Billable Medical Code for Other Decreased White Blood Cell Count Diagnosis Code for Reimbursement Claim: ICD-9-CM 288.59 Code ... Leukopenia Definition and Symptoms. Leukopenia is a condition where a person has an abnormally low white blood cell count and ... The Short Description Is: Decreased WBC count NEC.. Known As. Leukopenia is also known basophilic leukopenia, decreased blood ... Billable Medical Code for Other Decreased White Blood Cell Count. Diagnosis Code for Reimbursement Claim: ICD-9-CM 288.59. Code ...
Leukopenia/Neutropenia Mar 14, 2010. Normal WBC count in AIDS. Mar 7, 2010. ... low CD4 count-med related?. Apr 17, 2004. Twice, huge differences between labs/T cells and Abs Lymphs a week apart. Apr 11, ... I need help figuring out my white blood cell count and lymphocyte differential. Jul 27, 2003. ... Understanding my white boold count. Mar 22, 2008. Estimating CD4 count/percentage from Lymphocytes/Leukocytes percentage. Mar ...
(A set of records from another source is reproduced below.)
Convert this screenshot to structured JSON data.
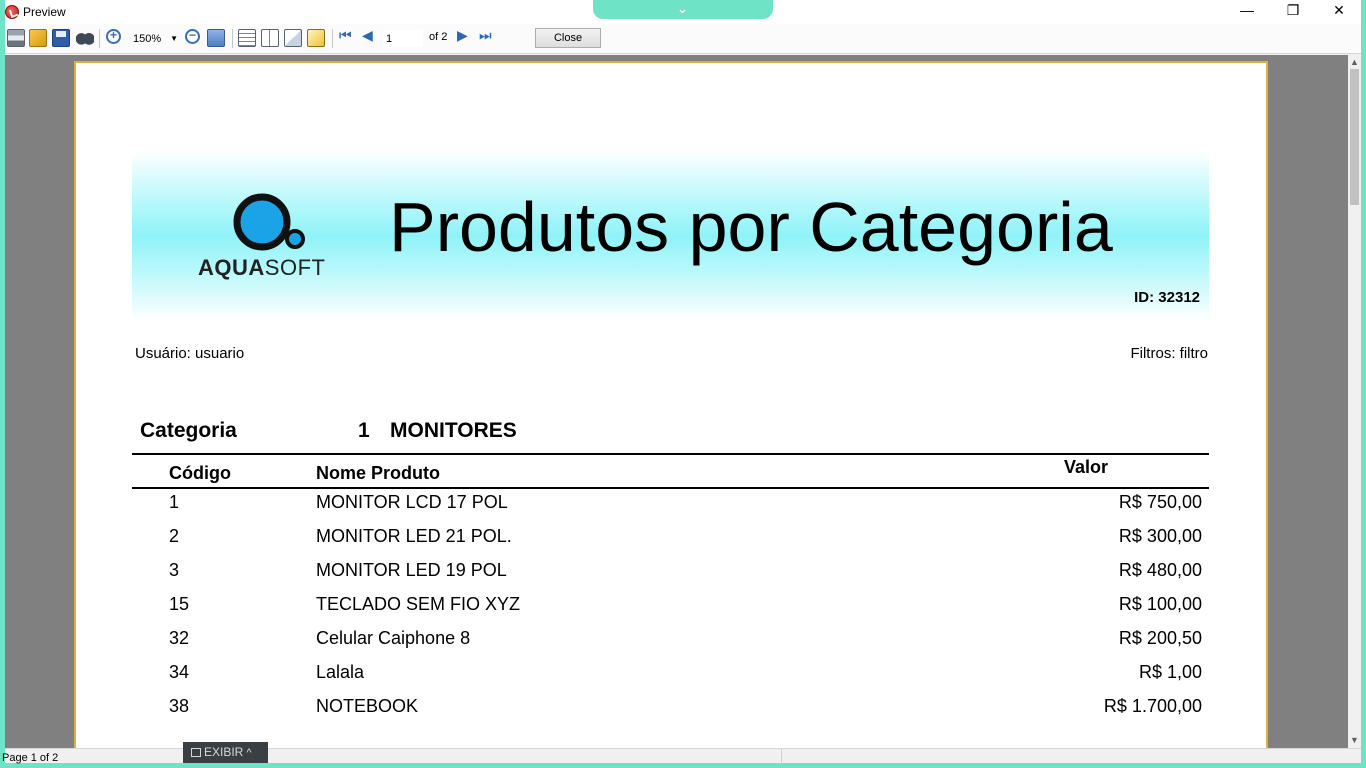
{
  "window": {
    "title": "Preview"
  },
  "toolbar": {
    "zoom_value": "150%",
    "page_current": "1",
    "page_of": "of 2",
    "close_label": "Close"
  },
  "report": {
    "logo_text_bold": "AQUA",
    "logo_text_light": "SOFT",
    "title": "Produtos por Categoria",
    "id_label": "ID: 32312",
    "user_line": "Usuário: usuario",
    "filter_line": "Filtros: filtro",
    "category": {
      "label": "Categoria",
      "number": "1",
      "name": "MONITORES"
    },
    "columns": {
      "code": "Código",
      "name": "Nome Produto",
      "value": "Valor"
    },
    "rows": [
      {
        "code": "1",
        "name": "MONITOR LCD 17 POL",
        "value": "R$ 750,00"
      },
      {
        "code": "2",
        "name": "MONITOR LED 21 POL.",
        "value": "R$ 300,00"
      },
      {
        "code": "3",
        "name": "MONITOR LED 19 POL",
        "value": "R$ 480,00"
      },
      {
        "code": "15",
        "name": "TECLADO SEM FIO XYZ",
        "value": "R$ 100,00"
      },
      {
        "code": "32",
        "name": "Celular Caiphone 8",
        "value": "R$ 200,50"
      },
      {
        "code": "34",
        "name": "Lalala",
        "value": "R$ 1,00"
      },
      {
        "code": "38",
        "name": "NOTEBOOK",
        "value": "R$ 1.700,00"
      }
    ]
  },
  "statusbar": {
    "page_text": "Page 1 of 2"
  },
  "taskbar": {
    "exibir_label": "EXIBIR"
  },
  "icons": {
    "app": "crystal-reports-icon",
    "print": "print-icon",
    "open": "folder-open-icon",
    "save": "save-icon",
    "find": "binoculars-icon",
    "zoom_in": "zoom-in-icon",
    "zoom_out": "zoom-out-icon",
    "fit": "fit-page-icon"
  }
}
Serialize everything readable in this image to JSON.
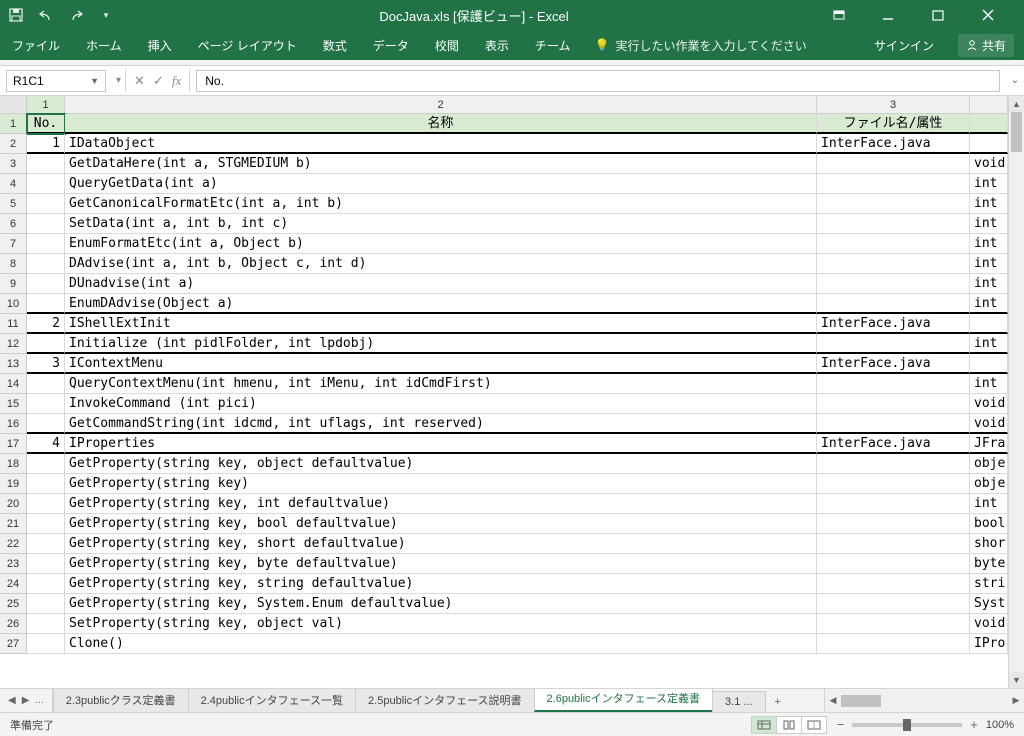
{
  "title": "DocJava.xls  [保護ビュー] - Excel",
  "ribbon": {
    "file": "ファイル",
    "home": "ホーム",
    "insert": "挿入",
    "pagelayout": "ページ レイアウト",
    "formulas": "数式",
    "data": "データ",
    "review": "校閲",
    "view": "表示",
    "team": "チーム",
    "tellme": "実行したい作業を入力してください",
    "signin": "サインイン",
    "share": "共有"
  },
  "nameBox": "R1C1",
  "formulaValue": "No.",
  "colLabels": [
    "1",
    "2",
    "3"
  ],
  "headerRow": {
    "no": "No.",
    "name": "名称",
    "file": "ファイル名/属性"
  },
  "rows": [
    {
      "r": "1",
      "no": "",
      "name": "",
      "file": "",
      "ret": "",
      "header": true
    },
    {
      "r": "2",
      "no": "1",
      "name": "IDataObject",
      "file": "InterFace.java",
      "ret": "",
      "bb": true
    },
    {
      "r": "3",
      "no": "",
      "name": "GetDataHere(int a, STGMEDIUM b)",
      "file": "",
      "ret": "void"
    },
    {
      "r": "4",
      "no": "",
      "name": "QueryGetData(int a)",
      "file": "",
      "ret": "int"
    },
    {
      "r": "5",
      "no": "",
      "name": "GetCanonicalFormatEtc(int a, int b)",
      "file": "",
      "ret": "int"
    },
    {
      "r": "6",
      "no": "",
      "name": "SetData(int a, int b, int c)",
      "file": "",
      "ret": "int"
    },
    {
      "r": "7",
      "no": "",
      "name": "EnumFormatEtc(int a, Object b)",
      "file": "",
      "ret": "int"
    },
    {
      "r": "8",
      "no": "",
      "name": "DAdvise(int a, int b, Object c, int d)",
      "file": "",
      "ret": "int"
    },
    {
      "r": "9",
      "no": "",
      "name": "DUnadvise(int a)",
      "file": "",
      "ret": "int"
    },
    {
      "r": "10",
      "no": "",
      "name": "EnumDAdvise(Object a)",
      "file": "",
      "ret": "int",
      "bb": true
    },
    {
      "r": "11",
      "no": "2",
      "name": "IShellExtInit",
      "file": "InterFace.java",
      "ret": "",
      "bb": true
    },
    {
      "r": "12",
      "no": "",
      "name": "Initialize (int pidlFolder, int lpdobj)",
      "file": "",
      "ret": "int",
      "bb": true
    },
    {
      "r": "13",
      "no": "3",
      "name": "IContextMenu",
      "file": "InterFace.java",
      "ret": "",
      "bb": true
    },
    {
      "r": "14",
      "no": "",
      "name": "QueryContextMenu(int hmenu, int iMenu, int idCmdFirst)",
      "file": "",
      "ret": "int"
    },
    {
      "r": "15",
      "no": "",
      "name": "InvokeCommand (int pici)",
      "file": "",
      "ret": "void"
    },
    {
      "r": "16",
      "no": "",
      "name": "GetCommandString(int idcmd, int uflags, int reserved)",
      "file": "",
      "ret": "void",
      "bb": true
    },
    {
      "r": "17",
      "no": "4",
      "name": "IProperties",
      "file": "InterFace.java",
      "ret": "JFra",
      "bb": true
    },
    {
      "r": "18",
      "no": "",
      "name": "GetProperty(string key, object defaultvalue)",
      "file": "",
      "ret": "obje"
    },
    {
      "r": "19",
      "no": "",
      "name": "GetProperty(string key)",
      "file": "",
      "ret": "obje"
    },
    {
      "r": "20",
      "no": "",
      "name": "GetProperty(string key, int defaultvalue)",
      "file": "",
      "ret": "int"
    },
    {
      "r": "21",
      "no": "",
      "name": "GetProperty(string key, bool defaultvalue)",
      "file": "",
      "ret": "bool"
    },
    {
      "r": "22",
      "no": "",
      "name": "GetProperty(string key, short defaultvalue)",
      "file": "",
      "ret": "shor"
    },
    {
      "r": "23",
      "no": "",
      "name": "GetProperty(string key, byte defaultvalue)",
      "file": "",
      "ret": "byte"
    },
    {
      "r": "24",
      "no": "",
      "name": "GetProperty(string key, string defaultvalue)",
      "file": "",
      "ret": "stri"
    },
    {
      "r": "25",
      "no": "",
      "name": "GetProperty(string key, System.Enum defaultvalue)",
      "file": "",
      "ret": "Syst"
    },
    {
      "r": "26",
      "no": "",
      "name": "SetProperty(string key, object val)",
      "file": "",
      "ret": "void"
    },
    {
      "r": "27",
      "no": "",
      "name": "Clone()",
      "file": "",
      "ret": "IPro"
    }
  ],
  "sheetTabs": {
    "prev": "...",
    "t1": "2.3publicクラス定義書",
    "t2": "2.4publicインタフェース一覧",
    "t3": "2.5publicインタフェース説明書",
    "t4": "2.6publicインタフェース定義書",
    "t5": "3.1 ...",
    "add": "+"
  },
  "status": {
    "ready": "準備完了",
    "zoom": "100%"
  }
}
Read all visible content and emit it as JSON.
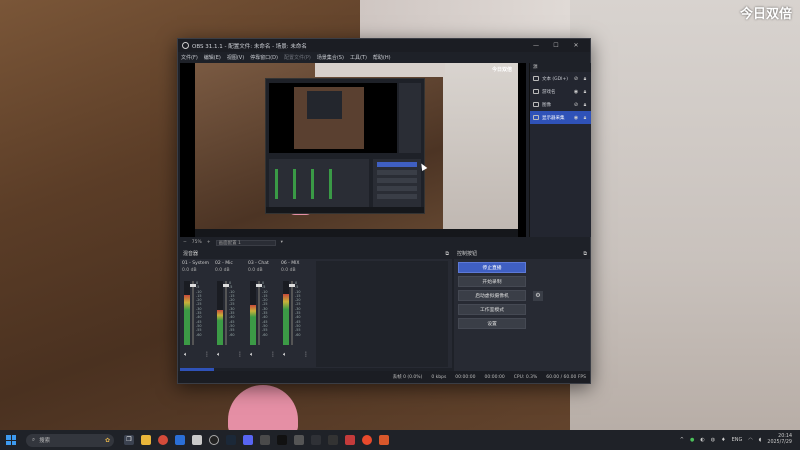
{
  "watermark": "今日双倍",
  "window": {
    "title": "OBS 31.1.1 - 配置文件: 未命名 - 场景: 未命名",
    "controls": [
      "—",
      "☐",
      "✕"
    ]
  },
  "menu": [
    {
      "label": "文件(F)",
      "dim": false
    },
    {
      "label": "编辑(E)",
      "dim": false
    },
    {
      "label": "视图(V)",
      "dim": false
    },
    {
      "label": "停靠窗口(D)",
      "dim": false
    },
    {
      "label": "配置文件(P)",
      "dim": true
    },
    {
      "label": "场景集合(S)",
      "dim": false
    },
    {
      "label": "工具(T)",
      "dim": false
    },
    {
      "label": "帮助(H)",
      "dim": false
    }
  ],
  "preview": {
    "watermark": "今日双倍",
    "zoom": "75%",
    "scene_select": "画面配置 1"
  },
  "sources": {
    "title": "源",
    "items": [
      {
        "name": "文本 (GDI+)",
        "selected": false
      },
      {
        "name": "游戏名",
        "selected": false
      },
      {
        "name": "图像",
        "selected": false
      },
      {
        "name": "显示器采集",
        "selected": true
      }
    ]
  },
  "mixer": {
    "title": "混音器",
    "channels": [
      {
        "name": "01 - System",
        "db": "0.0 dB",
        "level": 0.78,
        "fader": 0.05
      },
      {
        "name": "02 - Mic",
        "db": "0.0 dB",
        "level": 0.55,
        "fader": 0.05
      },
      {
        "name": "03 - Chat",
        "db": "0.0 dB",
        "level": 0.62,
        "fader": 0.05
      },
      {
        "name": "06 - MIX",
        "db": "0.0 dB",
        "level": 0.8,
        "fader": 0.05
      }
    ],
    "ticks": [
      "0",
      "-5",
      "-10",
      "-15",
      "-20",
      "-25",
      "-30",
      "-35",
      "-40",
      "-45",
      "-50",
      "-55",
      "-60"
    ],
    "tabs": [
      {
        "label": "混音器",
        "active": true
      },
      {
        "label": "统计",
        "active": false
      }
    ]
  },
  "controls": {
    "title": "控制按钮",
    "buttons": {
      "stop_stream": "停止直播",
      "start_record": "开始录制",
      "start_vcam": "启动虚拟摄像机",
      "studio_mode": "工作室模式",
      "settings": "设置"
    }
  },
  "status": {
    "dropped": "丢帧 0 (0.0%)",
    "bitrate": "0 kbps",
    "stream_time": "00:00:00",
    "rec_time": "00:00:00",
    "cpu": "CPU: 0.3%",
    "fps": "60.00 / 60.00 FPS"
  },
  "taskbar": {
    "search_placeholder": "搜索",
    "tray_lang": "ENG",
    "time": "20:14",
    "date": "2025/7/29"
  }
}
Asymptomatic leukopenia: In a 51-year-old woman following chronic use of echinacea. Her white blood cell count returned to ... Reduced white blood cell count: In a 51-year-old woman following chronic use of echinacea. Her white blood cell count returned ... Increased eosinophil count in the bloodstream: In a 58-year-old man, there was an increase in this type of white blood cell ... Possible leukopenia associated with long-term use of echinacea. J Am Board Fam Pract. 2002 Sep-Oct;15(5):417-9. ...
A T-cell count measures the number of T cells in the blood. Your doctor may order this test if you have signs of a weak immune ... Berliner N. Leukocytosis and leukopenia. In: Goldman L, Schafer AI, eds. Goldman-Cecil Medicine. 26th ed. Philadelphia, PA: ... One type of T cell is the CD4 cell, or "helper cell." People with HIV/AIDS have regular T-cell tests to check their CD4 cell ... Normal results vary depending on the type of T-cell tested.. In adults, a normal CD4 cell count ranges from 500 to 1,200 cells/ ...
  • Two weeks later, she had oral thrush and a leukocyte count of 1,700 cells/μL. (cdc.gov)
  • Leukocyte is another name for white blood cell. (cancer.ca)
  • The study will determine whether patients with functioning Human Leukocyte Antigen (HLA) matched kidney transplants for at least one year and who want to discontinue immunosuppressive drugs can be treated with Total Lymphoid Irradiation (TLI) and rabbit Anti-Thymocyte Globulin (rATG) and an HLA matched donor hematopoietic progenitor cell infusion such that their drugs are successfully withdrawn while maintaining normal renal function. (clinicaltrials.gov)
  • As a child, I had watched my father suffer through a constellation of what I have since learned were autoimmune illnesses: inflammatory bowel disease, rheumatoid arthritis, and leucopenia . (wordnik.com)
  • In a February 2013 study, researchers measured serum levels of the chemokine CXCL13 in 179 men diagnosed with HIV-associated non-Hodgkin B-cell lymphoma (AIDS-NHL) and 179 male controls to determine whether levels are elevated before an AIDS-NHL diagnosis. (medscape.com)
  • The diagnosis was confirmed by an indirect immunofluorescence assay with fetal rhesus kidney cells that were infected with coronavirus and fixed in acetone to detect a serological response to the virus 3 or by a positive viral culture. (bmj.com)
  • A mucocutaneous plasmacytoma is a rapidly developing skin tumor of plasma cells origin. (petmd.com)
  • Topotecan works by blocking the action of an enzyme in cells called topoisomerase, which is necessary for cell replication and tumor growth. (oncolink.org)
  • Their activation is necessary for the expression of interferon-regulated genes and production of tumor necrosis factor alpha, which are key in the cell-mediated inflammatory response. (ccjm.org)
  • These extra cells can form a mass called a tumor. (patientsville.com)
  • These data highlight that the interaction between DARC genotype and the cellular milieu defined by WBC counts may influence HIV disease course, and this may provide a partial explanation of why ethnic leukopenia remains benign in HIV-infected AAs, despite immunodeficiency. (nih.gov)